▶ _Task instructions_: Your copy must hold every line of the records word for word. It must hold no pictures.

▶ _Provided entries_:
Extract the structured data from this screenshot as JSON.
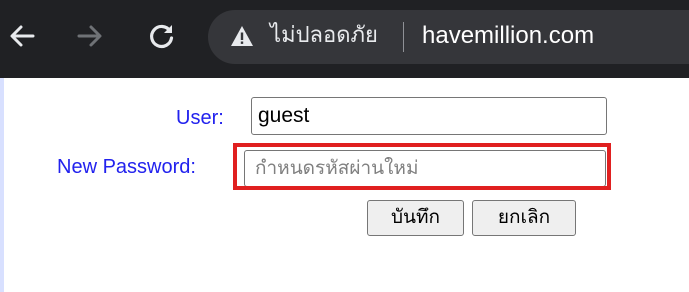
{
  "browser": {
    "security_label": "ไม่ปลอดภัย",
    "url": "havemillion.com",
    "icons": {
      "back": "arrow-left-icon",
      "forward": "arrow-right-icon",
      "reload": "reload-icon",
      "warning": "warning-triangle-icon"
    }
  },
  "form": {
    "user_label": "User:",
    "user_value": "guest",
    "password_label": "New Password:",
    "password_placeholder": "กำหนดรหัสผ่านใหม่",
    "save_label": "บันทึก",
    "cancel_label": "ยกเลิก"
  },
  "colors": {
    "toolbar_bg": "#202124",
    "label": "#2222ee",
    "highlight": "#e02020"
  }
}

▶ _Response_:
Extract the structured data from this screenshot as JSON.
{
  "browser": {
    "security_label": "ไม่ปลอดภัย",
    "url": "havemillion.com",
    "icons": {
      "back": "arrow-left-icon",
      "forward": "arrow-right-icon",
      "reload": "reload-icon",
      "warning": "warning-triangle-icon"
    }
  },
  "form": {
    "user_label": "User:",
    "user_value": "guest",
    "password_label": "New Password:",
    "password_placeholder": "กำหนดรหัสผ่านใหม่",
    "save_label": "บันทึก",
    "cancel_label": "ยกเลิก"
  },
  "colors": {
    "toolbar_bg": "#202124",
    "label": "#2222ee",
    "highlight": "#e02020"
  }
}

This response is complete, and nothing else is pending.